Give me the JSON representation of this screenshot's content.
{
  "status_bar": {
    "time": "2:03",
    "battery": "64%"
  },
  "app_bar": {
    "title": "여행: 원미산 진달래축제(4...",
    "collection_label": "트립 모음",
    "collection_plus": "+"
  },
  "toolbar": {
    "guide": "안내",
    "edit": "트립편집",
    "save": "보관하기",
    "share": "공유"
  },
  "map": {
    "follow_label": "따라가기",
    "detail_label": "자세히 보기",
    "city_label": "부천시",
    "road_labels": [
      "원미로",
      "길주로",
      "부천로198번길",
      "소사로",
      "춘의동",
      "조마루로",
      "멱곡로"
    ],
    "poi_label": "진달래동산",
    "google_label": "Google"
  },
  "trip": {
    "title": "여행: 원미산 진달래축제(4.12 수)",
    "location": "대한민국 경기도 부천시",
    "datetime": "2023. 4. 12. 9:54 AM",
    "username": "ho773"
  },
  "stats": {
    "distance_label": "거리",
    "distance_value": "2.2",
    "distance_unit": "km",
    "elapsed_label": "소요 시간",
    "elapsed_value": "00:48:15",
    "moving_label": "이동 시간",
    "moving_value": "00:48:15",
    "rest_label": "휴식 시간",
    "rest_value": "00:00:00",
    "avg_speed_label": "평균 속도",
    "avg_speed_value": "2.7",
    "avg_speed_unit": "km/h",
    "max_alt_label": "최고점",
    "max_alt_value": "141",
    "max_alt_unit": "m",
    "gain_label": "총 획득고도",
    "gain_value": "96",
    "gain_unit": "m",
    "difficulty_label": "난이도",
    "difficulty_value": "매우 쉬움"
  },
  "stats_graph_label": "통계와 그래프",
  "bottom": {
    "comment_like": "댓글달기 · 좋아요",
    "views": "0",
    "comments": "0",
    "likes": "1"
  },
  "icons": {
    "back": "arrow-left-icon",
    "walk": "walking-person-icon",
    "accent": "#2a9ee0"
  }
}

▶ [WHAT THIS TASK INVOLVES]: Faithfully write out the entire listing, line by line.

▶ [FINAL ANSWER]:
Give me the JSON representation of this screenshot's content.
{
  "status_bar": {
    "time": "2:03",
    "battery": "64%"
  },
  "app_bar": {
    "title": "여행: 원미산 진달래축제(4...",
    "collection_label": "트립 모음",
    "collection_plus": "+"
  },
  "toolbar": {
    "guide": "안내",
    "edit": "트립편집",
    "save": "보관하기",
    "share": "공유"
  },
  "map": {
    "follow_label": "따라가기",
    "detail_label": "자세히 보기",
    "city_label": "부천시",
    "road_labels": [
      "원미로",
      "길주로",
      "부천로198번길",
      "소사로",
      "춘의동",
      "조마루로",
      "멱곡로"
    ],
    "poi_label": "진달래동산",
    "google_label": "Google"
  },
  "trip": {
    "title": "여행: 원미산 진달래축제(4.12 수)",
    "location": "대한민국 경기도 부천시",
    "datetime": "2023. 4. 12. 9:54 AM",
    "username": "ho773"
  },
  "stats": {
    "distance_label": "거리",
    "distance_value": "2.2",
    "distance_unit": "km",
    "elapsed_label": "소요 시간",
    "elapsed_value": "00:48:15",
    "moving_label": "이동 시간",
    "moving_value": "00:48:15",
    "rest_label": "휴식 시간",
    "rest_value": "00:00:00",
    "avg_speed_label": "평균 속도",
    "avg_speed_value": "2.7",
    "avg_speed_unit": "km/h",
    "max_alt_label": "최고점",
    "max_alt_value": "141",
    "max_alt_unit": "m",
    "gain_label": "총 획득고도",
    "gain_value": "96",
    "gain_unit": "m",
    "difficulty_label": "난이도",
    "difficulty_value": "매우 쉬움"
  },
  "stats_graph_label": "통계와 그래프",
  "bottom": {
    "comment_like": "댓글달기 · 좋아요",
    "views": "0",
    "comments": "0",
    "likes": "1"
  },
  "icons": {
    "back": "arrow-left-icon",
    "walk": "walking-person-icon",
    "accent": "#2a9ee0"
  }
}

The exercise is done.